The 19 May is the start of the bi-annual San Francisco Bay Area Sex Worker Film and Arts Fest (SWFAF) taking place across San Francisco and Oakland, California. SWFAF was started in 1999 by Carol Leigh, also known as Scarlot Harlot. She is a film maker, archivist and activist who coined the term 'sex work' during a conference in 1979 or 1980 as an alternative to the phrase 'Sex Use Industry'. She wanted to place emphasis on the agency of the provider rather than the customer, and the term has become broadly used across the globe.
The 10-day-long gathering brings together sex workers and activists from the Bay Area and beyond. It provides a wide range of programing focusing on an international film and short films. It also includes performances, workshops, visual arts, political organising, skills sharing and self-care events.
Events this year include performances and comedy by:
- Gina Gold, Cinnamon Maxxine, Lady Monster and Sangria Red
- Workshops and discussions on mental health, the prison industrial complex, centering black and brown ‘trans femme’ sex workers within the movement
- Financial planning
- Self care
- ...and ‘whoring for dummies’.
‘Fashion Whore’ presents the work of participants of a fashion design programme held through St James Infirmary in a runway show followed up by performances and a dance party for the community. The festival ends with ‘Whore’s Bath’ - a sex worker only day of spa treatments, healing modalities and a feast free to the community.
In a politically ultra-conservative environment, Laure McElroy, who is a Film Curator, spoke about the importance of an event focused on the culture and creativity of sex workers. She recounted the first time seeing a picture of Carol Leigh in an article in the San Francisco Chronicle. The picture showed Carol in all her “fire engine splendor” with “big cleavage and even a bigger sign”. Laure said, “Before I saw that picture, I had no concept that something like a person's getting money to fuck could be a…cause. [T]hat picture instantly broadened my assumptions of what could be seen and talked about and acted on through a political lens, and did it more completely than any words could have given the same amount of time.”
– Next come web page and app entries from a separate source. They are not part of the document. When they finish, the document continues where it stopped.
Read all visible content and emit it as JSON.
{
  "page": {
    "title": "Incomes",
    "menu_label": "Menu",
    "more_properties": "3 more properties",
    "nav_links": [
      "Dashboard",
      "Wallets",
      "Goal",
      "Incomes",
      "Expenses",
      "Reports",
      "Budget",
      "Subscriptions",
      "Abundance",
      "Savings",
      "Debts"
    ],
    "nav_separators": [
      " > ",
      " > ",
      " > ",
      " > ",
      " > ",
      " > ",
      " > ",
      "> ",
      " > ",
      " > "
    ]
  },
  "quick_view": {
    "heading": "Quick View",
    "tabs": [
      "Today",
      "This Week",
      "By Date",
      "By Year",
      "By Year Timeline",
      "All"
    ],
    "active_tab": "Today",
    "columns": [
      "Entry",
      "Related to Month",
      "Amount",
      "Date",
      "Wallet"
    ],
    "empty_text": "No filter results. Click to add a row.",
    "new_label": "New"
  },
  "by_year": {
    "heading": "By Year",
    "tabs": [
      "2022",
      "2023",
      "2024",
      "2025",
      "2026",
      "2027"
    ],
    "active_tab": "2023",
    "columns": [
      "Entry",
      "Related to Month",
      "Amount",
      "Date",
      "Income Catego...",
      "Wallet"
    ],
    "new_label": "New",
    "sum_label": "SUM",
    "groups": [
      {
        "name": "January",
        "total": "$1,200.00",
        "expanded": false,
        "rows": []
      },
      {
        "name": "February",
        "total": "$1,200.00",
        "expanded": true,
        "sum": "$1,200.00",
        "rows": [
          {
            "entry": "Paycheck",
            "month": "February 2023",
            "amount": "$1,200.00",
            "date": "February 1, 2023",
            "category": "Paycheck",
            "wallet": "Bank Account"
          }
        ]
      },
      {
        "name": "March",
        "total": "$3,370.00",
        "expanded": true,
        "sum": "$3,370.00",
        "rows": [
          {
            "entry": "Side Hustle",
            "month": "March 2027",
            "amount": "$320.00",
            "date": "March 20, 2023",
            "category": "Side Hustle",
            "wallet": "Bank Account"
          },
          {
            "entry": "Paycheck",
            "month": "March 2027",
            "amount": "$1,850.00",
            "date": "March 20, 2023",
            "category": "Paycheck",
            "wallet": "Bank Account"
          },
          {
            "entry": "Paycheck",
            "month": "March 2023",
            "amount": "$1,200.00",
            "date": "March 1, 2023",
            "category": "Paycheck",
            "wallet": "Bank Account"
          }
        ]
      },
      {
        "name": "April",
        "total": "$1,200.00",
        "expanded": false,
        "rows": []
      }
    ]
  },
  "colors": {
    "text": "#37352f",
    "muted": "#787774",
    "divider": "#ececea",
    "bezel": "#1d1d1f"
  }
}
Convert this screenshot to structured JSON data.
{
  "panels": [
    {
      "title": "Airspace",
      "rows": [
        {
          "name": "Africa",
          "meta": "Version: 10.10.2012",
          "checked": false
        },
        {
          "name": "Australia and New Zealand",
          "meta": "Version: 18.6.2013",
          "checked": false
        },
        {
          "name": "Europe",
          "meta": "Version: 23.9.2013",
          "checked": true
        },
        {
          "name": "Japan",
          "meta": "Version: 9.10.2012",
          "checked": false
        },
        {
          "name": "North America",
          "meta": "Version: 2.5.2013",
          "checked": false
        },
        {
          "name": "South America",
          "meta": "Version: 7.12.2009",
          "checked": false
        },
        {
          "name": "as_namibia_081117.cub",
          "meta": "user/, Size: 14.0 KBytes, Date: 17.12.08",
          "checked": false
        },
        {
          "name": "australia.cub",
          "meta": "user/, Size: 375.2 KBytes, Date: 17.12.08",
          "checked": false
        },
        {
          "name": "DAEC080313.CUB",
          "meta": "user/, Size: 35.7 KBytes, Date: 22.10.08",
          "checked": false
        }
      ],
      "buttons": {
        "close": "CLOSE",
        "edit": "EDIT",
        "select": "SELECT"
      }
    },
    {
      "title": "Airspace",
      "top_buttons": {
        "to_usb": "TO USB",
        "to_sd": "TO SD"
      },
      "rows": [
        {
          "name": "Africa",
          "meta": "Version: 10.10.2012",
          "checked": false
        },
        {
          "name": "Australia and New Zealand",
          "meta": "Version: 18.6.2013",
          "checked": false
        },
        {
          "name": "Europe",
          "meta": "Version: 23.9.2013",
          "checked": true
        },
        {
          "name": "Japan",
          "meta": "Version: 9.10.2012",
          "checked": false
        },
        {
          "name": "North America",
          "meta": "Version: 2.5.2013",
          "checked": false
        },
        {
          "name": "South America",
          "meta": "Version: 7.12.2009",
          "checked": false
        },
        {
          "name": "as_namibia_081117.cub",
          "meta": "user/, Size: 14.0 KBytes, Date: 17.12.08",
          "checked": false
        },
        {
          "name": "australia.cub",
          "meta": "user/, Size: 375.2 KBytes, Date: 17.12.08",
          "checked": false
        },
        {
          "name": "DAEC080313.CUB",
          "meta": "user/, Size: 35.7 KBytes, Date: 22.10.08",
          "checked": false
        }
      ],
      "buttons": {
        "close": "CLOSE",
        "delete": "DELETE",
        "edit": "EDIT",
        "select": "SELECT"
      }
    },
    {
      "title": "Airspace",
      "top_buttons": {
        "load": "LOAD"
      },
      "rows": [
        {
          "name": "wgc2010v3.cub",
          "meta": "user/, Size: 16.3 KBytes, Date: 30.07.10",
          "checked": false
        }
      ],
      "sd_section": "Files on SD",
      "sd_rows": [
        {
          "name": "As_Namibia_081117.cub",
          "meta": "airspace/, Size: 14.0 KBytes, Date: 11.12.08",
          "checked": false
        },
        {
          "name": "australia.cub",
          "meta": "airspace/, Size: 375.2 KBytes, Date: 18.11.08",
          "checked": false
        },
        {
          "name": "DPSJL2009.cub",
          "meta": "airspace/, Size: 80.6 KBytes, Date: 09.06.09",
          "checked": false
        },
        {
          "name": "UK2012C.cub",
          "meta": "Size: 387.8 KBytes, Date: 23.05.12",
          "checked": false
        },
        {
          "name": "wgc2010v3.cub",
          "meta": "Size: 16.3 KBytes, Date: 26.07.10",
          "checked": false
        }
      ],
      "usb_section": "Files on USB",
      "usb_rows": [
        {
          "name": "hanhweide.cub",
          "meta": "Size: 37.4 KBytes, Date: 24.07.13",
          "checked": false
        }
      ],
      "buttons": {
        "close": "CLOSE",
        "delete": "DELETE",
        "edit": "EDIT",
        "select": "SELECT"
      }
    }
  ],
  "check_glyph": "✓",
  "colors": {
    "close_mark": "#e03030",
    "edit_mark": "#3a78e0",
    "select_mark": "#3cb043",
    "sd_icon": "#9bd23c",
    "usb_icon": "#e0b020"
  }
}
The festival began with a desire to confront issues such as AIDS, consent and sexual freedom and stigma. Over the years the festival has widened the scope to bring in conversations about gentrification, condoms as evidence, and the policing of black and brown, street-based, and transgender sex workers. In 2013 the festival held a week of facilitated conversations to bring an intersectional lens into the sex work activist movement.
Laure spoke on what events like SWFAF provide: ”When free to speak without apology or unhealthy limits imposed by shame, our stories remain compelling and ultimately instructive. Sex work is the perfect storm of intersectionality; class issues, labor issues, poverty and underground economies, issues of sexual and gender freedom, racialized economic and aesthetic issues, queer, childrens' and women’s rights.”
A new addition to the festivals’ website is an archive section of films shown in past years, including several long movies. This database, which is a joint project of Carol Leigh and artist Katrina Fullman, is an attempt to make available many films and pieces of archival footage to the public. Carol spoke about how archiving holds ever more importance to her: “Having been present near the very onset of the sex workers’ rights movement in this country, collecting history has always been part of my focus on sex worker rights, as that pivotal point holds such strong implications. Now as I am older, approaching 70, I find that my focus leans towards assembling artifacts and documenting my own journey, which coincides with the development of the sex workers rights movement.”
Attendees to the festival can purchase tickets online and donations to the organisation provide stipends to the volunteers who run the event and create scholarship opportunities for those financially unable to attend.